Antibiotics probably provide little benefit for a large proportion of respiratory tract infections that present in primary care. Respiratory tract infections are largely self limiting, and complications are likely to be rare if antibiotics are withheld. However, respiratory tract infections account for 60% of all antibiotic prescribing in primary care,1 and the prescribing patterns for antibiotics vary widely among general practices, without evidence of significant benefit among higher prescribers. Three different management strategies for antibiotics can be used for patients with respiratory tract infection who present in primary care: no antibiotic prescribing; delayed (or deferred) prescribing, in which a prescription is written for use at a later date if symptoms worsen or do not start to settle in the expected timescale; and immediate prescribing. This article summarises the most recent recommendations from the National Institute for Health and Clinical Excellence (NICE) on antibiotic prescribing for self limiting respiratory tract infections in primary care.2
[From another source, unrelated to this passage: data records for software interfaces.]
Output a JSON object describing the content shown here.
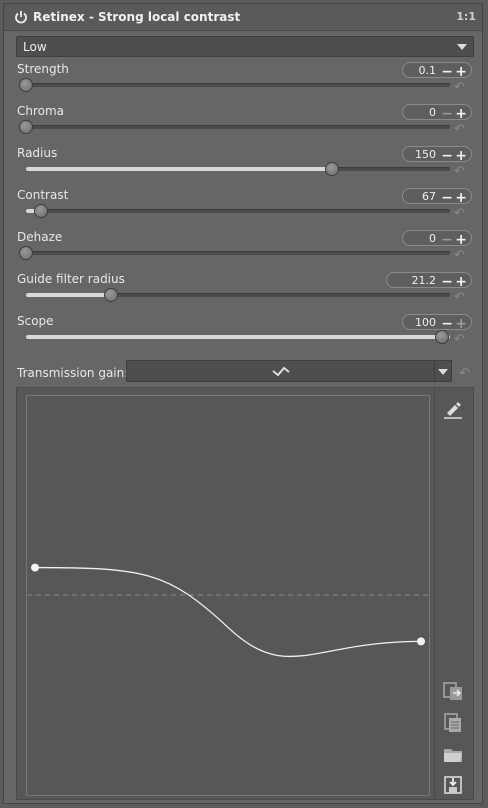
{
  "module": {
    "title": "Retinex - Strong local contrast",
    "ratio": "1:1",
    "icons": {
      "power": "power-icon"
    }
  },
  "method_combo": {
    "value": "Low"
  },
  "sliders": [
    {
      "label": "Strength",
      "value": "0.1",
      "fraction": 0.0,
      "min_enabled": true,
      "max_enabled": true
    },
    {
      "label": "Chroma",
      "value": "0",
      "fraction": 0.0,
      "min_enabled": false,
      "max_enabled": true
    },
    {
      "label": "Radius",
      "value": "150",
      "fraction": 0.735,
      "min_enabled": true,
      "max_enabled": true
    },
    {
      "label": "Contrast",
      "value": "67",
      "fraction": 0.035,
      "min_enabled": true,
      "max_enabled": true
    },
    {
      "label": "Dehaze",
      "value": "0",
      "fraction": 0.0,
      "min_enabled": false,
      "max_enabled": true
    },
    {
      "label": "Guide filter radius",
      "value": "21.2",
      "fraction": 0.205,
      "min_enabled": true,
      "max_enabled": true
    },
    {
      "label": "Scope",
      "value": "100",
      "fraction": 1.0,
      "min_enabled": true,
      "max_enabled": false
    }
  ],
  "transmission": {
    "label": "Transmission gain:",
    "preset_icon": "curve-type-icon",
    "curve_points": [
      [
        0.0,
        0.57
      ],
      [
        0.5,
        0.42
      ],
      [
        1.0,
        0.385
      ]
    ]
  },
  "colors": {
    "panel_bg": "#666666",
    "curve_bg": "#575757",
    "curve_line": "#f0f0f0"
  },
  "side_tools": [
    "edit-points-icon",
    "copy-curve-icon",
    "paste-curve-icon",
    "open-curve-icon",
    "save-curve-icon"
  ]
}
NICE recommendations are based on systematic reviews of best available evidence. When minimal evidence is available, recommendations are based on the Guideline Development Group’s opinion of what constitutes good practice. Evidence levels for the recommendations are given in italic in square brackets.
Management strategies for antibiotics
Adults and children (3 months or older) with acute otitis media; acute sore throat, acute pharyngitis, or acute tonsillitis; common cold; acute rhinosinusitis; acute cough or acute bronchitis
At the first face to face contact in primary care, offer a clinical assessment that includes a history (presenting symptoms, use of over the counter or self medication, medical history, relevant risk factors, relevant comorbidities) and, if indicated, an examination to identify relevant clinical signs. [Based on the experience of the Guideline Development Group]
Address the concerns and expectations of patients, parents, or carers when agreeing with them which of the three antibiotic prescribing strategies to use (no prescribing, delayed prescribing, or immediate prescribing). [Based on the experience of the Guideline Development Group]
A no prescribing strategy or a …